For startups, public relations can be an oft-forgotten area, pushed aside amid the day to day tasks of running a business. Not to mention that it can be expensive and time-consuming. However, DWPub has spoken to seasoned PR experts to find out how PR can work for startups and how to go about it.
Is PR the best method?
Firstly, a startup needs to work out whether PR should be invested in at all. Will it add value to your business? Will it increase sales? Alternative tactics such as direct sales may work better depending on what stage of growth the company is in. Once the business basics are in place, having a clear brand identity, solid narrative (what you do and why it matters) and knowing how you want to be seen is vital to get the most out of PR.
Do you need a PR agency?
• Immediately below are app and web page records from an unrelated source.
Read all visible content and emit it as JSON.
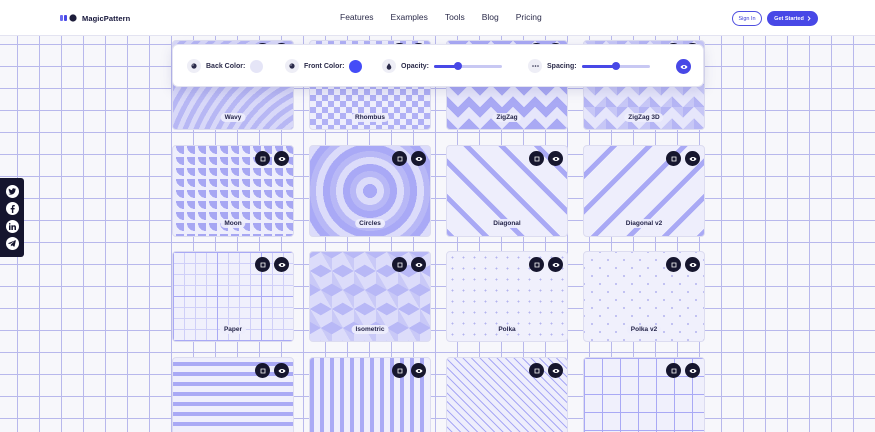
{
  "header": {
    "logo_text": "MagicPattern",
    "nav": [
      "Features",
      "Examples",
      "Tools",
      "Blog",
      "Pricing"
    ],
    "sign_in": "Sign In",
    "get_started": "Get Started"
  },
  "controls": {
    "back_color_label": "Back Color:",
    "front_color_label": "Front Color:",
    "opacity_label": "Opacity:",
    "spacing_label": "Spacing:",
    "back_color": "#e5e5f7",
    "front_color": "#444cf7",
    "opacity": 0.4,
    "spacing": 0.5
  },
  "cards": [
    "Wavy",
    "Rhombus",
    "ZigZag",
    "ZigZag 3D",
    "Moon",
    "Circles",
    "Diagonal",
    "Diagonal v2",
    "Paper",
    "Isometric",
    "Polka",
    "Polka v2"
  ],
  "social": [
    "twitter-icon",
    "facebook-icon",
    "linkedin-icon",
    "telegram-icon"
  ],
  "colors": {
    "accent": "#4848e6",
    "dark": "#16162e"
  }
}
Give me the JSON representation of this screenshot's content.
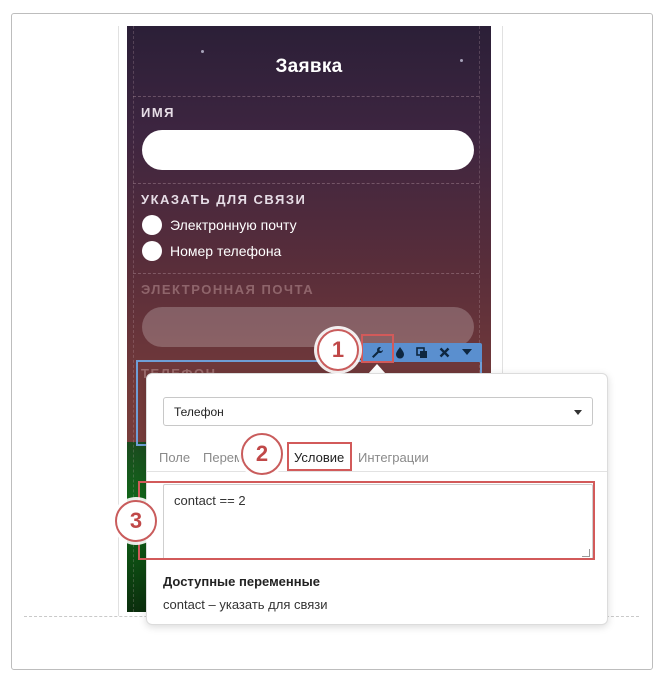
{
  "form": {
    "title": "Заявка",
    "name_label": "ИМЯ",
    "contact_label": "УКАЗАТЬ ДЛЯ СВЯЗИ",
    "contact_options": [
      "Электронную почту",
      "Номер телефона"
    ],
    "email_label": "ЭЛЕКТРОННАЯ ПОЧТА",
    "phone_label": "ТЕЛЕФОН"
  },
  "toolbar": {
    "icons": [
      "wrench-icon",
      "drop-icon",
      "copy-icon",
      "close-icon",
      "caret-down-icon"
    ]
  },
  "callouts": [
    "1",
    "2",
    "3"
  ],
  "panel": {
    "selected_field": "Телефон",
    "tabs": [
      "Поле",
      "Перем",
      "Условие",
      "Интеграции"
    ],
    "active_tab": "Условие",
    "condition_value": "contact == 2",
    "vars_title": "Доступные переменные",
    "vars_line": "contact – указать для связи"
  },
  "colors": {
    "highlight": "#d25a5a",
    "toolbar": "#5a8fcf",
    "selection_outline": "#6f9ed6"
  }
}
Investing in a PR strategy doesn’t necessarily mean someone else has to do it. Business owners know their company and product the best and can do some simple PR themselves as long as they follow the basics – know the brand, the audience and who to pitch to. If you do decide to get some outside help, however, Grayling CEO Alison Clarke suggests making sure the agency or freelancer is aligned with the company’s ethos and knows its business objectives inside out.
Where to start?
Pick up the phone and get known by the local newspaper’s business news desk, Raman Sehgal suggests. As a startup, business journalists will be interested in what you do. And building relationships with them is key – providing case studies, spokespeople and opinions on industry issues is a good start, followed by some campaign activity, a presence on social media and SEO. It’s also a good idea to be adaptive and respond to changes in the industry to get noticed.
Find your niche. To get your company heard in what may be an overcrowded sector, make sure you are clear of your differentiator. Identify recognisable unique selling points and target the right people. Startups can benefit from having a strong spokesperson to communicate this message. ‘Be bold, be brave and be better,’ David Vindel of Ketchum tells us.
Don’t expect fame
Use PR to engage key influencers and help build your business, not simply to get on the front page of the FT. Start small and stay focused to get the maximum benefit from PR to turn into sales.
PR requires a lot of thought, preparation and effort for it to result in more clients and higher revenue. It can take some time to build momentum, so be prepared to be in it for the long haul. Farzana Baduel of Curzon PR advises: “PR is really only effective if it is consistent and strategic. There is little point in going in for PR unless you can afford to sustain it.”